Games machen Schule is an initiative we started in 2020 to examine the integration of games into different school subjects and their curricula. One important part is to figure out what requirements schools must meet to make the use of games as learning materials possible. Last year we concluded a six month pilot project in Berlin, funded by the Senate Department for Education, Youth and Family. The general findings were that pupils as well as teachers saw clear benefits in the use of games, especially an increased motivation to learn among pupils. On the downside, some of the schools lack the technical infrastructure and maintenance to use games properly in classes.


Climate change is the most urgent task of our generation. With your expert conference “One Planet Left” you did your part of dealing with this topic. What where the key findings of the conference and how will you continue the effort to fight climate change?

One Planet Left was an eye-opening experience for us. The conference made clear that, yes, you can use games in different ways to raise awareness for climate crisis and environmental protection.  However, the problems right now are systemic, and we cannot simply solve them by raising awareness. Many industries must change in this regard and the games industry is in a process of change, too. The conference itself also debated about these changes and challenges.

Likewise, we try to contribute our part as well: The foundation started to compensate emissions in 2020 and more and more game companies are doing the same. The Playing For The Planet Alliance, which was launched in 2019 during the Climate Summit at UN Headquarters in New York, is a prime example for the industry taking responsibility. Another is gamescom goes green, the new climate protection program of the largest games event in the world, taking place in Cologne.


Your accelerator program „Start-up: Games-Entrepreneurs” is funded by Medienboard Berlin-Brandenburg and is focused on knowledge transfer between founders and experts. What are your expectations for this program?

„Start-up: Games-Entrepreneurs” is a kind of test run.  It is a non-material education program for aspiring and new entrepreneurs with games related ideas. Yes, our goal is to give founders orientation for the different aspects of starting up a game company: leadership, legal, marketing and so on. But our meta-goal is to examine how a program like this must actually be put together to have real value for game developers. So, from a certain point of view, the program is a research project, too.


The foundation also coordinates the DCP (German Computer Games Award) together with game. What changes have you observed in the awarded games over the years and how does Berlin as a games location score in comparison?

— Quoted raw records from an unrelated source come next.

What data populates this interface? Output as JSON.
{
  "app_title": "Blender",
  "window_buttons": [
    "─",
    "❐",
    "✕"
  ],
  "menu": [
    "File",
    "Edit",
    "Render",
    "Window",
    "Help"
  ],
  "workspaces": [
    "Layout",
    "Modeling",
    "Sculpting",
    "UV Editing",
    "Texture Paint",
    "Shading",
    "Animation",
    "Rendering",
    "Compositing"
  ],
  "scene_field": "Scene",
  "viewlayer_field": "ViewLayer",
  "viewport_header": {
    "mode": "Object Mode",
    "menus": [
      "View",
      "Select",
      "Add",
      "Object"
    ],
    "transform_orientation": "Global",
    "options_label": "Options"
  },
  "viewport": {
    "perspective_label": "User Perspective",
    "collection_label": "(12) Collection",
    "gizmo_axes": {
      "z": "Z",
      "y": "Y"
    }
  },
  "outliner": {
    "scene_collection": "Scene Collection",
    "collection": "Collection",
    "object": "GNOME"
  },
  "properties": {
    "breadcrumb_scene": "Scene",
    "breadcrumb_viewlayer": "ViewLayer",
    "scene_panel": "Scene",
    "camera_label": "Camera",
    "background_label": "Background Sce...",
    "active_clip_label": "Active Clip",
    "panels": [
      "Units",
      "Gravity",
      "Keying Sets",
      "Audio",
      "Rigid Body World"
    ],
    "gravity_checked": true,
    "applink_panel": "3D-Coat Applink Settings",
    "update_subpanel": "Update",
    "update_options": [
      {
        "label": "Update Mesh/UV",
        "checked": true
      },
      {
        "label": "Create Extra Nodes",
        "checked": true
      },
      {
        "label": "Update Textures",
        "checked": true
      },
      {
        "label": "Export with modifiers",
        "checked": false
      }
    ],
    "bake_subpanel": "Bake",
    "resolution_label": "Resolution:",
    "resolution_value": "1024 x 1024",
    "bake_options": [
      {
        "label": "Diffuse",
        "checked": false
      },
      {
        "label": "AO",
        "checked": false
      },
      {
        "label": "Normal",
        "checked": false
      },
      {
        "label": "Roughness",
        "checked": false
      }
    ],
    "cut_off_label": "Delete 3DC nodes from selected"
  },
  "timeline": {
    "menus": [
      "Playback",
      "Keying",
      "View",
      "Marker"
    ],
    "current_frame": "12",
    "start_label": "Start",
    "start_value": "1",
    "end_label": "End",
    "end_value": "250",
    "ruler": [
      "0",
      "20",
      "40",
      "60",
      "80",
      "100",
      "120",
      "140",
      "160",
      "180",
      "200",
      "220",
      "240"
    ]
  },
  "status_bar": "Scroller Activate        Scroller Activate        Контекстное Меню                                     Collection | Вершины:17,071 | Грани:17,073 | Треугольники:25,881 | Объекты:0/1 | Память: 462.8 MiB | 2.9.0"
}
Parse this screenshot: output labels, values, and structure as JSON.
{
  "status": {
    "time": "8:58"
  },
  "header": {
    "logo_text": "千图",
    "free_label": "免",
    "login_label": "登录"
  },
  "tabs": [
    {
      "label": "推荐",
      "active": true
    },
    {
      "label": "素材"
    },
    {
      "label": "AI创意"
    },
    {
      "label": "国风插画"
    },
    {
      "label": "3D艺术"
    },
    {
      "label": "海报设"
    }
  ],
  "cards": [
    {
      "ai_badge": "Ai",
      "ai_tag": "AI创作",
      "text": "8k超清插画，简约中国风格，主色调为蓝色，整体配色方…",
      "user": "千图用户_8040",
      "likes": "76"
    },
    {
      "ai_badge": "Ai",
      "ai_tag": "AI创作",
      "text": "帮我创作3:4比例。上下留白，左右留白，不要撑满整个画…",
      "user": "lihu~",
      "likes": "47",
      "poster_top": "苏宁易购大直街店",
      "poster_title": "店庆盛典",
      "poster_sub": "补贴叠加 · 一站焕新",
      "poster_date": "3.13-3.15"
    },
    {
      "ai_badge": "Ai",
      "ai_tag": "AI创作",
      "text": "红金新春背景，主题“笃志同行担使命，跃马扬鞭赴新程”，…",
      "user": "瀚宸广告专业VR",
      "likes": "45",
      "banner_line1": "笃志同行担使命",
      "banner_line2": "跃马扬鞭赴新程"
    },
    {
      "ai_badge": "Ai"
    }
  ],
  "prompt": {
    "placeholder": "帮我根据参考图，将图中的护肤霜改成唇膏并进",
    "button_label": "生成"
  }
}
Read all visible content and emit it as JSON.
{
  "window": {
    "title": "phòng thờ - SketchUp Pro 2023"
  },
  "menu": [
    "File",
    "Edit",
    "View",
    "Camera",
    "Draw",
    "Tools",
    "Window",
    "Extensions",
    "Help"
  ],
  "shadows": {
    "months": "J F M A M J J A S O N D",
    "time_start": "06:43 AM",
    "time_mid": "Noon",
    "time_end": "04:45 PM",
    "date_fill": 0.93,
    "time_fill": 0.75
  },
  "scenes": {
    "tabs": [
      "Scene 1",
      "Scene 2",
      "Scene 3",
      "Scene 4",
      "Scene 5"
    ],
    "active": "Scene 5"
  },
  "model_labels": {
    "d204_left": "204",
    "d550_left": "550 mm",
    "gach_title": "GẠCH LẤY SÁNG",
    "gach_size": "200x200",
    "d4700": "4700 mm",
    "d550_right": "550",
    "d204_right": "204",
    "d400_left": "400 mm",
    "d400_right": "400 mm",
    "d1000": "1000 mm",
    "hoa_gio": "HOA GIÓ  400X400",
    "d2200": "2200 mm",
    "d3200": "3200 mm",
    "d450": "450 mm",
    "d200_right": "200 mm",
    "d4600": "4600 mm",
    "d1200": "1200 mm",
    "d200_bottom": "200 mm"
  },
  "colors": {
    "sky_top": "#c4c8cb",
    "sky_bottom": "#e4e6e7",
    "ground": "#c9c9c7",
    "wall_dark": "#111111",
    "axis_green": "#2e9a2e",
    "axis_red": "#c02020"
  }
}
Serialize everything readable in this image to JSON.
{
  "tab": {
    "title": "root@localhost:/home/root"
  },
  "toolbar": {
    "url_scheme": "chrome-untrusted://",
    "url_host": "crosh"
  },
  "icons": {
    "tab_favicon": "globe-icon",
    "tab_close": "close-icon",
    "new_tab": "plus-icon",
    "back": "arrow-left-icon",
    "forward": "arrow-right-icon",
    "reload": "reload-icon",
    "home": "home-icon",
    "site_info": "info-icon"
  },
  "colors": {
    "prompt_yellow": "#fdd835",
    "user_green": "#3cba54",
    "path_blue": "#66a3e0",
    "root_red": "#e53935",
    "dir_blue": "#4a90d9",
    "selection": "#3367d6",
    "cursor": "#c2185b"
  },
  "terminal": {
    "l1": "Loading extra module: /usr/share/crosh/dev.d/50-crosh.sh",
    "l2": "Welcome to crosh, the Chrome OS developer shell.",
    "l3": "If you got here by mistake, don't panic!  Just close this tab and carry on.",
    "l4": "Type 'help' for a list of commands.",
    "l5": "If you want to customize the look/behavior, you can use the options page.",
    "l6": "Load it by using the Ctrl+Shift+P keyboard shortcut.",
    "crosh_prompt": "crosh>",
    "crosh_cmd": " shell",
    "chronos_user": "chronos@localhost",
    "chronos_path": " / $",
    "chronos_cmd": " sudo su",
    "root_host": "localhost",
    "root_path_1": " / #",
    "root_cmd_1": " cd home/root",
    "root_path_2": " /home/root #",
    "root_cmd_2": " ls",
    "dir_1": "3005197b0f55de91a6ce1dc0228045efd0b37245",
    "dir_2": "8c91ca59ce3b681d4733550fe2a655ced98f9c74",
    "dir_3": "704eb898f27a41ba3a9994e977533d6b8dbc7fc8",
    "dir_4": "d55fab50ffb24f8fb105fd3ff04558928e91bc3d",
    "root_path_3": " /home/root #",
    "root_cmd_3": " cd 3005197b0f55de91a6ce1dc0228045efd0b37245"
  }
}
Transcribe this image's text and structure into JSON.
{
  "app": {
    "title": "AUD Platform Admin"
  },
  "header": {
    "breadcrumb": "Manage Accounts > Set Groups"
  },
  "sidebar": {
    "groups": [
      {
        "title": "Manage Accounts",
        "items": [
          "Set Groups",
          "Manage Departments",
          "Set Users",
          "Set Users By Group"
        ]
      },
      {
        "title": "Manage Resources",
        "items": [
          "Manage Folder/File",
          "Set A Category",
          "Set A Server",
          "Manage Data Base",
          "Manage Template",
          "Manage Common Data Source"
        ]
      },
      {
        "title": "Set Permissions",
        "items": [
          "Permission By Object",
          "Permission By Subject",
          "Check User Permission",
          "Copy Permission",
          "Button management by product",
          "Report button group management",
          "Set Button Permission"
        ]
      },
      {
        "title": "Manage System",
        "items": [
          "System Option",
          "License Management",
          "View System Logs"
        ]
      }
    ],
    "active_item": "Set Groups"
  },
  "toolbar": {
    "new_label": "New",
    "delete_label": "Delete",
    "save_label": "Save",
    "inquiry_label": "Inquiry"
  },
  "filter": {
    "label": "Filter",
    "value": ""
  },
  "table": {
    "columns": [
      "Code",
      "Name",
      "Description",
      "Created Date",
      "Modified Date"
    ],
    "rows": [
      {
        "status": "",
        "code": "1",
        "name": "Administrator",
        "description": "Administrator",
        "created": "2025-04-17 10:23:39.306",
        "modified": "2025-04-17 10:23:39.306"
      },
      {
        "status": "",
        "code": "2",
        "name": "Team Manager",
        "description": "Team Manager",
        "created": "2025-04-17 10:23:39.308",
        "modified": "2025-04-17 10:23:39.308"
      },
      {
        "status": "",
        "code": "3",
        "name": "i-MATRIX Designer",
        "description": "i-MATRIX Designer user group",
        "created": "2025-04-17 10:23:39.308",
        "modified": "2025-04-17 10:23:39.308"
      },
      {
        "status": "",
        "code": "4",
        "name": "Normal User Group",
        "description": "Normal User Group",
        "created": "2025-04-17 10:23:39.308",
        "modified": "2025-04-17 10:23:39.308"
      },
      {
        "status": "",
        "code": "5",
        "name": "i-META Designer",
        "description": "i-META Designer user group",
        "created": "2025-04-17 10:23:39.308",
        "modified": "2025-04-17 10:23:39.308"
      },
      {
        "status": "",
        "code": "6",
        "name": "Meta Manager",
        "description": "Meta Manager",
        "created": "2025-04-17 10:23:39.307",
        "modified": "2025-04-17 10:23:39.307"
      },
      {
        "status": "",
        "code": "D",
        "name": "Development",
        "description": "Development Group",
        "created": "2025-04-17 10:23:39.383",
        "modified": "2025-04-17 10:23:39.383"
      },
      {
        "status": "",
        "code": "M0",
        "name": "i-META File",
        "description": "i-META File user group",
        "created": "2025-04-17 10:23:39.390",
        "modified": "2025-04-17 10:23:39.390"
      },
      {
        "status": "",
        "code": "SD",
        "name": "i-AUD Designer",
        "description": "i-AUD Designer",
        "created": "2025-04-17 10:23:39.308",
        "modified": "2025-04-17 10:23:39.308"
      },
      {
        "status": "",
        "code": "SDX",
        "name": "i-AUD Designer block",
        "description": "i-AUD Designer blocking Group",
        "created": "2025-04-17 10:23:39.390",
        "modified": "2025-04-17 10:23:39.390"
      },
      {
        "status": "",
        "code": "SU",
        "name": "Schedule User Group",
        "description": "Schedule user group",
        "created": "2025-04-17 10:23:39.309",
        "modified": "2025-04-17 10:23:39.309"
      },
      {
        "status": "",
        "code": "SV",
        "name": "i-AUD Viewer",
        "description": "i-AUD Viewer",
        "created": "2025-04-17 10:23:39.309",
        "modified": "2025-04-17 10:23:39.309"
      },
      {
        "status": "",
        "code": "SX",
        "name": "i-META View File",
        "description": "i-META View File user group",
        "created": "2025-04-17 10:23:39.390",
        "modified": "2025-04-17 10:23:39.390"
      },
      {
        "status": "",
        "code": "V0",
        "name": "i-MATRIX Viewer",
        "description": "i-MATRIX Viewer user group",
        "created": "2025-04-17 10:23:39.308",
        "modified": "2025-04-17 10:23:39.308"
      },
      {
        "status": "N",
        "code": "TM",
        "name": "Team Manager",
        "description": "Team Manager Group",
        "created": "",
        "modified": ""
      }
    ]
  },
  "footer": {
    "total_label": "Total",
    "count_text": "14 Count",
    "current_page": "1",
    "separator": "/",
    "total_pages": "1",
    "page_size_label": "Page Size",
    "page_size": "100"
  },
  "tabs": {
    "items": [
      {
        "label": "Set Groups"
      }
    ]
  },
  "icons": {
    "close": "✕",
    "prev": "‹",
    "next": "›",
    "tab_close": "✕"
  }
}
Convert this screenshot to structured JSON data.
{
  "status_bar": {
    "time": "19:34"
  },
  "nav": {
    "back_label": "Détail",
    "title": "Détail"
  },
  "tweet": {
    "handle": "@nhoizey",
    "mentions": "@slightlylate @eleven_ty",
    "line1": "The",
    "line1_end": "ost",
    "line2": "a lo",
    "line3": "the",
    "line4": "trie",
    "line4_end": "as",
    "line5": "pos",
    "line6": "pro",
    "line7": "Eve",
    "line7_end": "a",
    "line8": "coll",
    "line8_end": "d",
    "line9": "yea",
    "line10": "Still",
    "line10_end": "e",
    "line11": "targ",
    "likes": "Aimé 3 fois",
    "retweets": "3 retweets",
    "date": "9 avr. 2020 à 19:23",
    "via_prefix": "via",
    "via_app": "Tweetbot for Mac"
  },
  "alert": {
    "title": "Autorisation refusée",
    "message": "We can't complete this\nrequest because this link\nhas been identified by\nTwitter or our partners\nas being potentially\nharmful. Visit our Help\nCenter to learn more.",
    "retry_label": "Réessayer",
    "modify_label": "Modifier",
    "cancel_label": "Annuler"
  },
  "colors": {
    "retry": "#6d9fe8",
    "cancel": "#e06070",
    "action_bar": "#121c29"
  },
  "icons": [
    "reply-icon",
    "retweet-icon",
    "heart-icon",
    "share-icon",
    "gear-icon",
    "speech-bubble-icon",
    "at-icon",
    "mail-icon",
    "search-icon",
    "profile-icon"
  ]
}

Since the inception of the Deutscher Computerspielpreis (DCP in short) many things have changed. Back in 2009, when the award was founded by the German Bundestag and the German games industry, games were still more frowned upon in public and they were not really that established as a cultural asset yet. So sometimes there were a lot of discussions around which games can or should be awarded. For example, if educational value is mandatory and things like that. Today these discussions are a lot more informed and measured. Of course, over the years the award categories also changed a lot, as they must reflect the actual industry trends. Serious games, mobile games, live games, the players themselves: Every part of gaming culture must be recognized and the current 16 award categories make sure of that.

Nowadays, in my eyes the annual award show offers a good overview where the German games industry is at, and which trends influence German game developers. Berlin is certainly one of the hot spots für game development in Germany. Therefore, the region normally has its fair share of nominations and awards. Yet, the DCP is a federal award and there are lots of great games submitted from all other Germany every year. The award show itself commutes annually between Berlin and Munich, doubling down on its nationwide appeal.